Normal human peripheral blood B cells exhibit strong membrane fluorescence for Gc (vitamin D-binding protein), and this protein can form a close spatial relationship with integral membrane immunoglobulin (mIg) with evidence of codistribution in the lipid bilayer. In contrast, fluorescence for both Gc and mIg has been found in this study to be weak or absent in several B lymphoblastoid cell lines and in chronic lymphocytic leukemia B cells. Moreover, the comobility of these components, where detectable, was also impaired. In abnormal B cells, the intensity of membrane fluorescence for Gc was substantially increased after crosslinking of mIg with antibody, and the latter was also associated with increased specific radioiodination of Gc by lactoperioxidase. These results indicate that Gc can apparently become displaced under certain circumstances within or through the lipid bilayer. The altered content or membrane topography of Gc in such abnormal B cells might be associated with impaired expression and mobility of mIg.

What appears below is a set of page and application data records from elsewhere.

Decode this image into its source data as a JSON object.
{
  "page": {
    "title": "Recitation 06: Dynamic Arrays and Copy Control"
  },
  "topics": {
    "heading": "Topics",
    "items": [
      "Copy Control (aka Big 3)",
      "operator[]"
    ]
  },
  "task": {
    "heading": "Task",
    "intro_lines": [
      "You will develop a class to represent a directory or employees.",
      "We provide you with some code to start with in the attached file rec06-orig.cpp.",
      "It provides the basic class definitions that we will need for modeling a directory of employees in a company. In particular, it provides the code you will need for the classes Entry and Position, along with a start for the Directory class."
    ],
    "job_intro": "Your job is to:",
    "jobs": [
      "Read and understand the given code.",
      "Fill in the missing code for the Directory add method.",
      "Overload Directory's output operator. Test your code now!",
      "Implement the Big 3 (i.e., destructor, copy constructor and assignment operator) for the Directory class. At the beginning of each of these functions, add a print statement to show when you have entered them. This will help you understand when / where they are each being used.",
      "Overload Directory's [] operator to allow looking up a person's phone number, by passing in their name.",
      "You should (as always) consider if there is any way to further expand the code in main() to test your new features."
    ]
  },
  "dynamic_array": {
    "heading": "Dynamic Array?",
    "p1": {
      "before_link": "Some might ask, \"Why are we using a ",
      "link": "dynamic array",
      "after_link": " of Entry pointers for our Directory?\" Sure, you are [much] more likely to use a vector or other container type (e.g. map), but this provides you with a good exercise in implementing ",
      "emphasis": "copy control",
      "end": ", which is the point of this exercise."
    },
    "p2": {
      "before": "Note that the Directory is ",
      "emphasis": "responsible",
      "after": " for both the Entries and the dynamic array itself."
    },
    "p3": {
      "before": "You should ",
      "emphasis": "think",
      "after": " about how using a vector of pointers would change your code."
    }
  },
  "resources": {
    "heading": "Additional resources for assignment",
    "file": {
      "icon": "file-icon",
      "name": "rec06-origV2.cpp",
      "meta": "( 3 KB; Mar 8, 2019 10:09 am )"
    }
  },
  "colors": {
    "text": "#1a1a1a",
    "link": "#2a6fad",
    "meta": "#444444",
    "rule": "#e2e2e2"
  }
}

ASJC Scopus subject areas
- Immunology and Allergy
- Pathology and Forensic Medicine